The global recorded music industry is full of hope right now. The latest worldwide revenue figures from the industry’s lobby group, the International Federation of the Phonographic Industry (IFPI), released a few weeks ago, show revenues grew 8.1% in 2017.

The saviour of the industry has been streaming which, at US$6.6 billion of annual revenue, has now overtaken physical media like CDs. Downloads are collapsing (by 20% in 2017), CD sales are dropping too, and money from the use of recorded music by broadcasters, event organisers, advertising, films and the like is not big enough to make much difference. But Spotify, Apple, Google and their ilk are attracting more and more paying customers: paid subscription audio stream revenues were up more than 45% in 2017.

Spotify, Apple, Google and their ilk are attracting more and more paying customers: paid subscription audio stream revenues were up more than 45% in 2017.

For an industry that suffered a 15-year revenue decline at the start of the century, that’s all very welcome news. The recorded music industry’s overall 2017 revenue (US$17.3 billion) is still more than 30% below where it was in 1999 (US$25.2 billion), but at least it’s headed in the right direction.

And yet…

When I discussed the industry’s turnaround last year, I asked whether the streaming services could stop losing money. The answer to this remains ‘No’. From 2015 to 2017, Spotify more than doubled its revenues, but its losses grew more than fivefold. It lost more than US$1.5 billion in 2017.

The Spotify share offer in April and its rise since are telling us that a lot of people believe the biggest of the streaming services will eventually find a way to make a lot of money. But so far, its business model is an old and terrible one: ‘lose money on every sale, but make it up on volume!’ And no-one thinks Apple, Amazon or Google are making money in this game either.

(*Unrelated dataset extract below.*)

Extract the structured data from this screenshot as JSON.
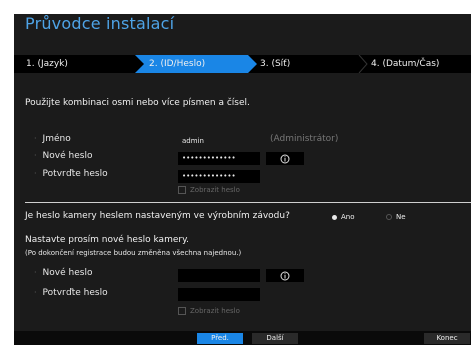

Meanwhile, the payments from streaming services remain bad: the average stream will send less than a cent to the people who actually wrote and played the music. Technology has lowered the barriers to entry in the music business, so we might expect competition to be fiercer than ever.

So here’s another question: why are these new competitive forces not doing more to improve the music itself? While new technology has been changing the industry’s business model, the very nature of popular music has been transforming in odd ways. Melodic complexity, traditionally the mark of great music, is on the outer.

So are guitars: rock’s biggest acts now mostly qualify for the age pension. Instead of Lennon and McCartney we have producers like Sweden’s Martin Sandberg (aka Max Martin), overseeing production-line pop-with-a-hook for Katy Perry and Taylor Swift. And we have a host of rappers who really are competitive, and whose music is lyrically dense and complex – but whose work is in other ways as homogenous as any other genre – and sadly remains frequently misogynistic.

No generation enthusiastically embraces the following generation’s music, so feel free to take my analysis as mere old-guyism. But there is good data to at least show current popular music is more homogenous on several levels than what was on offer 50 years ago.

Interesting sounds do come out of hundreds of niches and individuals, from Icelandic post-rock to K-pop. Kendrick Lamar’s ‘How Much Does a Dollar Cost?’ is lyrically wonderful, and great pastiche for anyone who likes Miles Davis and Coldplay, but it’s still not a great song. We have had very few of those in the entire 21st century, and somehow I don’t think that is helping the music business either.